As you might expect, there are numerous theories about the purpose of hand stencils, and little, if any, hard evidence to prove or disprove them.
Here are four contrasting explanations:
Contacting the Spirit World
According to archaeologist David Lewis-Williams, negative handprints in deep caves were created to make contact with the spiritual realm and its power. After all, Shamans typically believed that caves were the intersection between life and the after-life.
Expressing a Connection
Paul Taçon, a cave art expert from Griffith University Australia, believes that hand stencils are intended to announce a connection to a particular place - as though to say: "I'm here. This is my home."
Protecting Against Bad Luck or Evil Spirits
According to Muhammad Ramli, an archaeologist at the Center for the Preservation of Archaeological Heritage, in Makassar, some Indonesians paint a hand print on the central pillar of a new house, in order to protect against evil spirits. Perhaps prehistoric people thought the same, he says.
British archaeologist Paul Pettitt and his team, who examined the hand stencils in the caves of El Castillo and La Garma, have put forward a new concept - which they call "palpation".
In simple terms, the team noted that handprints or hand stencils were sometimes painted onto the walls in highly uncomfortable positions, where much more convenient options existed.
From this, they inferred that these markings may have constituted advice or warnings about certain cave features, how to position one's hands, how best to move safely through the passages and so on.

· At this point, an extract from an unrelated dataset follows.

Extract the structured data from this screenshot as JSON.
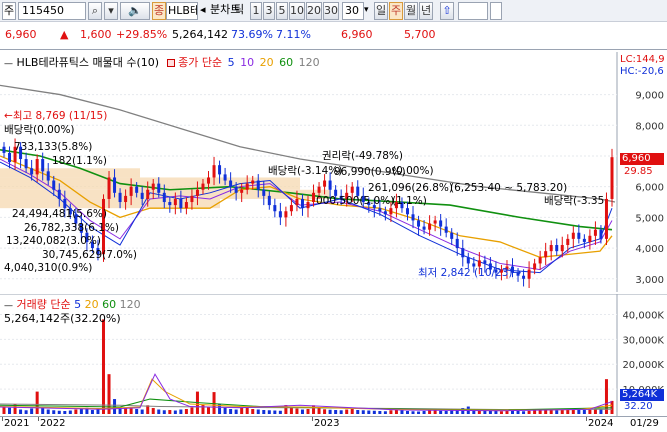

See also: Purpose and Meaning of Cave Art.
For more information about geometric symbols and ideomorphs in ice age caves, see the following articles:
(1) "Visualizing childhood in Upper Palaeolithic societies: Experimental and archaeological approach to artists' age estimation through cave art hand stencils." Verónica Fernández-Navarro, Edgard Camarós, Diego Garate. Journal of Archaeological Science (2022). Journal of Archaeological Science. Volume 140, April 2022, 105574.

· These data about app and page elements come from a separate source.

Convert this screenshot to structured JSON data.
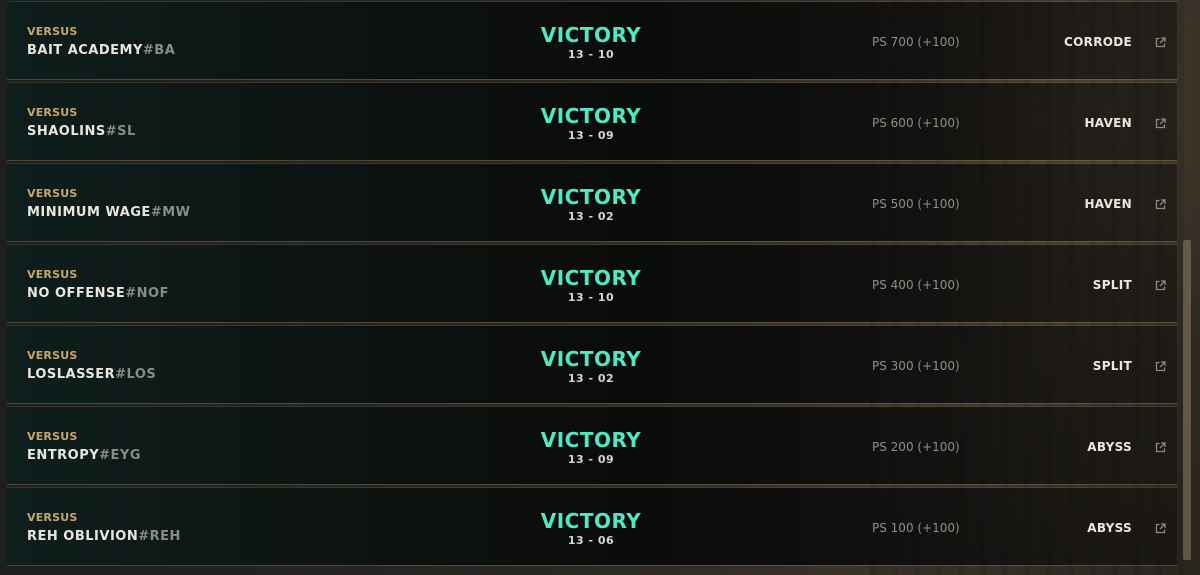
{
  "matches": [
    {
      "versus_label": "VERSUS",
      "team": "BAIT ACADEMY",
      "tag": "#BA",
      "result": "VICTORY",
      "score": "13 - 10",
      "ps": "PS 700 (+100)",
      "map": "CORRODE"
    },
    {
      "versus_label": "VERSUS",
      "team": "SHAOLINS",
      "tag": "#SL",
      "result": "VICTORY",
      "score": "13 - 09",
      "ps": "PS 600 (+100)",
      "map": "HAVEN"
    },
    {
      "versus_label": "VERSUS",
      "team": "MINIMUM WAGE",
      "tag": "#MW",
      "result": "VICTORY",
      "score": "13 - 02",
      "ps": "PS 500 (+100)",
      "map": "HAVEN"
    },
    {
      "versus_label": "VERSUS",
      "team": "NO OFFENSE",
      "tag": "#NOF",
      "result": "VICTORY",
      "score": "13 - 10",
      "ps": "PS 400 (+100)",
      "map": "SPLIT"
    },
    {
      "versus_label": "VERSUS",
      "team": "LOSLASSER",
      "tag": "#LOS",
      "result": "VICTORY",
      "score": "13 - 02",
      "ps": "PS 300 (+100)",
      "map": "SPLIT"
    },
    {
      "versus_label": "VERSUS",
      "team": "ENTROPY",
      "tag": "#EYG",
      "result": "VICTORY",
      "score": "13 - 09",
      "ps": "PS 200 (+100)",
      "map": "ABYSS"
    },
    {
      "versus_label": "VERSUS",
      "team": "REH OBLIVION",
      "tag": "#REH",
      "result": "VICTORY",
      "score": "13 - 06",
      "ps": "PS 100 (+100)",
      "map": "ABYSS"
    }
  ],
  "icons": {
    "external_link": "external-link-icon"
  },
  "colors": {
    "victory": "#4fe8c4",
    "versus_label": "#c9a56a",
    "team_name": "#e9e6de",
    "team_tag": "#8a8c86",
    "ps_text": "#8f8e89"
  }
}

(2) "U-Th dating of carbonate crusts reveals Neandertal origin of Iberian cave art". D. L. Hoffmann; C. D. Standish; M. García-Diez; P. B. Pettitt; J. A. Milton; J. Zilhão; J. J. Alcolea-González; P. Cantalejo-Duarte; H. Collado; R. de Balbín; M. Lorblanchet; J. Ramos-Muñoz; G.-Ch. Weniger; A. W. G. Pike (2018). Science. 359 (6378): 912–915.
(3) "New views on old hands: the context of stencils in El Castillo and La Garma caves (Cantabria, Spain)." Paul Pettitt, Alfredo Maximiano Castillejo, Pablo Arias, Roberto Ontanon Peredo, Rebecca Harrison. Antiquity, Volume 88, Issue 339, March 2014, pp. 47-63.